Dataset content:
★ ★ ★ ★
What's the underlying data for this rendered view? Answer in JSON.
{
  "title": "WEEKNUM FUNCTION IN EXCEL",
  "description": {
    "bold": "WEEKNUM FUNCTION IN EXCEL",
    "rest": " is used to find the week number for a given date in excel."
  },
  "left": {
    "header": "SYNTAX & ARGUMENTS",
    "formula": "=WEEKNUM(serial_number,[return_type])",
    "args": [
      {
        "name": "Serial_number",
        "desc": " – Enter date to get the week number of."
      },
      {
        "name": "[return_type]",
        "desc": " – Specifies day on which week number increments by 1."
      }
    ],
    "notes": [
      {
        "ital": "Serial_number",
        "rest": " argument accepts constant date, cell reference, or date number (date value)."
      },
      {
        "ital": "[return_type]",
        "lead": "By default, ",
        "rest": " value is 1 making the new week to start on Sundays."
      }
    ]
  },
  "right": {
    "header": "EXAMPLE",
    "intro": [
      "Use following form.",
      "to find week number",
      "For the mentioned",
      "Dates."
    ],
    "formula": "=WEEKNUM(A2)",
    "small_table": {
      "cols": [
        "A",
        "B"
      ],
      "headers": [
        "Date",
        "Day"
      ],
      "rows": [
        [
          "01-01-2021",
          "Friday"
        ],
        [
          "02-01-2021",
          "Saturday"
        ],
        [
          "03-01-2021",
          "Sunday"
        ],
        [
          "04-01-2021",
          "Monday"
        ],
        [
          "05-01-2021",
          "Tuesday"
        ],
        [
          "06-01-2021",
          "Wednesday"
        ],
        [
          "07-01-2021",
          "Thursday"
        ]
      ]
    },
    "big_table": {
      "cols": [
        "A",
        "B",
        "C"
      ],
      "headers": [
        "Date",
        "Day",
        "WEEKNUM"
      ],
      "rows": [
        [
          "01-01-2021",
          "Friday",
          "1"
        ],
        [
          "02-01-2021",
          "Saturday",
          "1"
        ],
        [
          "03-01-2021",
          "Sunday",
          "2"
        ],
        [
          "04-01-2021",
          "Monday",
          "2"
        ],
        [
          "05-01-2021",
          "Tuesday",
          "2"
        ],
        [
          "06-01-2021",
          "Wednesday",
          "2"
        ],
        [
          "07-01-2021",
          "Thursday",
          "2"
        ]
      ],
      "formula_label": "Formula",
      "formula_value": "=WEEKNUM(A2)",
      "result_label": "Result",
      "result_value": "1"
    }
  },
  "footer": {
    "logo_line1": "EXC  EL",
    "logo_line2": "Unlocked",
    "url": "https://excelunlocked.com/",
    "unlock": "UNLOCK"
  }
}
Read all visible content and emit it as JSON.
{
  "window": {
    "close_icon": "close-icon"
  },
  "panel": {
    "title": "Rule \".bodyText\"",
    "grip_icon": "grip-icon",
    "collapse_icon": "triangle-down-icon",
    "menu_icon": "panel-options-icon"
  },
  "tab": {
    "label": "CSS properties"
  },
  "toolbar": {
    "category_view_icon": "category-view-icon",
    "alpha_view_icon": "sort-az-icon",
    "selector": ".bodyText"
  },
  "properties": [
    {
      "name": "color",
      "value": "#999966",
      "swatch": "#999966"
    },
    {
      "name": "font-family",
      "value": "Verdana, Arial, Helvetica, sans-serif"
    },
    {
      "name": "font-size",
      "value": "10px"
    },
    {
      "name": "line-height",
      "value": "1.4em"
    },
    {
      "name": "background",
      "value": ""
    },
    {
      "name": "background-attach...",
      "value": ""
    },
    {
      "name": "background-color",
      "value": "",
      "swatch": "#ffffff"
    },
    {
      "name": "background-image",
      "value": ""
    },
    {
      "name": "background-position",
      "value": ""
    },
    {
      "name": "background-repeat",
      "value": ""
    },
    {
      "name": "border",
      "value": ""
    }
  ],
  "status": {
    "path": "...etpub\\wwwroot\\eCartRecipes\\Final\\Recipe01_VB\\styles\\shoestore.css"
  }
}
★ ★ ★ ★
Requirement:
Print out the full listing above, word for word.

Solution to the problem:
What's the underlying data for this rendered view? Answer in JSON.
{
  "title": "WEEKNUM FUNCTION IN EXCEL",
  "description": {
    "bold": "WEEKNUM FUNCTION IN EXCEL",
    "rest": " is used to find the week number for a given date in excel."
  },
  "left": {
    "header": "SYNTAX & ARGUMENTS",
    "formula": "=WEEKNUM(serial_number,[return_type])",
    "args": [
      {
        "name": "Serial_number",
        "desc": " – Enter date to get the week number of."
      },
      {
        "name": "[return_type]",
        "desc": " – Specifies day on which week number increments by 1."
      }
    ],
    "notes": [
      {
        "ital": "Serial_number",
        "rest": " argument accepts constant date, cell reference, or date number (date value)."
      },
      {
        "ital": "[return_type]",
        "lead": "By default, ",
        "rest": " value is 1 making the new week to start on Sundays."
      }
    ]
  },
  "right": {
    "header": "EXAMPLE",
    "intro": [
      "Use following form.",
      "to find week number",
      "For the mentioned",
      "Dates."
    ],
    "formula": "=WEEKNUM(A2)",
    "small_table": {
      "cols": [
        "A",
        "B"
      ],
      "headers": [
        "Date",
        "Day"
      ],
      "rows": [
        [
          "01-01-2021",
          "Friday"
        ],
        [
          "02-01-2021",
          "Saturday"
        ],
        [
          "03-01-2021",
          "Sunday"
        ],
        [
          "04-01-2021",
          "Monday"
        ],
        [
          "05-01-2021",
          "Tuesday"
        ],
        [
          "06-01-2021",
          "Wednesday"
        ],
        [
          "07-01-2021",
          "Thursday"
        ]
      ]
    },
    "big_table": {
      "cols": [
        "A",
        "B",
        "C"
      ],
      "headers": [
        "Date",
        "Day",
        "WEEKNUM"
      ],
      "rows": [
        [
          "01-01-2021",
          "Friday",
          "1"
        ],
        [
          "02-01-2021",
          "Saturday",
          "1"
        ],
        [
          "03-01-2021",
          "Sunday",
          "2"
        ],
        [
          "04-01-2021",
          "Monday",
          "2"
        ],
        [
          "05-01-2021",
          "Tuesday",
          "2"
        ],
        [
          "06-01-2021",
          "Wednesday",
          "2"
        ],
        [
          "07-01-2021",
          "Thursday",
          "2"
        ]
      ],
      "formula_label": "Formula",
      "formula_value": "=WEEKNUM(A2)",
      "result_label": "Result",
      "result_value": "1"
    }
  },
  "footer": {
    "logo_line1": "EXC  EL",
    "logo_line2": "Unlocked",
    "url": "https://excelunlocked.com/",
    "unlock": "UNLOCK"
  }
}
Read all visible content and emit it as JSON.
{
  "window": {
    "close_icon": "close-icon"
  },
  "panel": {
    "title": "Rule \".bodyText\"",
    "grip_icon": "grip-icon",
    "collapse_icon": "triangle-down-icon",
    "menu_icon": "panel-options-icon"
  },
  "tab": {
    "label": "CSS properties"
  },
  "toolbar": {
    "category_view_icon": "category-view-icon",
    "alpha_view_icon": "sort-az-icon",
    "selector": ".bodyText"
  },
  "properties": [
    {
      "name": "color",
      "value": "#999966",
      "swatch": "#999966"
    },
    {
      "name": "font-family",
      "value": "Verdana, Arial, Helvetica, sans-serif"
    },
    {
      "name": "font-size",
      "value": "10px"
    },
    {
      "name": "line-height",
      "value": "1.4em"
    },
    {
      "name": "background",
      "value": ""
    },
    {
      "name": "background-attach...",
      "value": ""
    },
    {
      "name": "background-color",
      "value": "",
      "swatch": "#ffffff"
    },
    {
      "name": "background-image",
      "value": ""
    },
    {
      "name": "background-position",
      "value": ""
    },
    {
      "name": "background-repeat",
      "value": ""
    },
    {
      "name": "border",
      "value": ""
    }
  ],
  "status": {
    "path": "...etpub\\wwwroot\\eCartRecipes\\Final\\Recipe01_VB\\styles\\shoestore.css"
  }
}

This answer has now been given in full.